A curious new instrument, however, has been added to Lara Croft’s personal arsenal. Simple as it may be, it serves as a suitable reflection of her unhinged character. The instrument I speak of is a dagger. Stabby stab. Not only has the IP’s stealth gameplay been improved, thanks to the inclusion of a new environmental blend mechanic, but the blade supplements the guerilla persona that has seemingly taken over our raider of tombs. Lara Croft is Rambo if Rambo held a Ph.D. in Archaeology and was far, far, far, far more beautiful. You’ll even notice more definition in her physique, which is more imposing than we’ve seen previously (probably from all those swimming lessons). And as one dev explained, Shadow of the Tomb Raider is the culmination of Lara Croft’s origin story, where she crosses from the scholarly side of the spectrum to become a shadow warrior, to become the definitive “Tomb Raider.” I’m paraphrasing, of course. The game’s Key Art is nothing less than a reflection of Lara’s transcendence.
Some other key points I learned from my time playing the Shadow of the Tomb Raider demo and from speaking to developers – Elaborating on the blending mechanic I mentioned earlier, Lara can now make herself invisible by clinging to walls of shrubbery.
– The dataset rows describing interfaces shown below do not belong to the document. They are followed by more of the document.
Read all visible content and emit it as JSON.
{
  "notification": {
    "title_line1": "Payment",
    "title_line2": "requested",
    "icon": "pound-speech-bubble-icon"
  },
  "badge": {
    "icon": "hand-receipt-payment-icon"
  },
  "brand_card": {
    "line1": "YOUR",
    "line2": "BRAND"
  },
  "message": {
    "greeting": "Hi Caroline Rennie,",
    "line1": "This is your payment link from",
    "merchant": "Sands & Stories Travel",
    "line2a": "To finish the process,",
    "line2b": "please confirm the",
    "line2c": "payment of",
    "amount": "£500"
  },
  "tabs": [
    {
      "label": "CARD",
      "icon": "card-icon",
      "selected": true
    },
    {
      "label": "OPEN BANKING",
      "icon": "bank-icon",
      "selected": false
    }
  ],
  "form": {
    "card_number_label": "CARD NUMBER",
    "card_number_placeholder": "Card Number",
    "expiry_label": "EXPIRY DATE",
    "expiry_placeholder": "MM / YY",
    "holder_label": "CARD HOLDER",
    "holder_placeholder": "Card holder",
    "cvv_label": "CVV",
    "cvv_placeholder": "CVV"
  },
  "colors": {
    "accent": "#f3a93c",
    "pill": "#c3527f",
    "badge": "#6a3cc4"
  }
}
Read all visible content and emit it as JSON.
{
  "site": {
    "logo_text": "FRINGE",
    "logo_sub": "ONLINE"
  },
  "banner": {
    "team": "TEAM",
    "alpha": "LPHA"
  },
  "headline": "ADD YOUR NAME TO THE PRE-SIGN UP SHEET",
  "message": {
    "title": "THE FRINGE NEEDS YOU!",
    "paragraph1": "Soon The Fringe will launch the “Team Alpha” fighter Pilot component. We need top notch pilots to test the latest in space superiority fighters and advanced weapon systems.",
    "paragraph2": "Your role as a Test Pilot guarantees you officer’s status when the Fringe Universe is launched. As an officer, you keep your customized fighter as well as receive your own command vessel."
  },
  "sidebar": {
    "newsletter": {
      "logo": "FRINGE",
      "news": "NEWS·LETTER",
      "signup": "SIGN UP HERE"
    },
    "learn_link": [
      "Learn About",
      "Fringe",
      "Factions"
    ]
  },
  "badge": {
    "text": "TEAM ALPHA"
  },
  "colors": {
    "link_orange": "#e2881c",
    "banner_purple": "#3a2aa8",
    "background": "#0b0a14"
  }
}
There will be more underground and underwater tombs, and they will be dark, which facilitates the game’s theme of descent. Furthermore, Lara will have access to traps she can use to ensnare and dispatch enemies. On that note, according to the game’s narrative director, Lara Croft will be waging a war through “fear.” Sounds vague, I know, but there will be new game mechanics that make for bloodier—possibly more horrific—outcomes than previous games.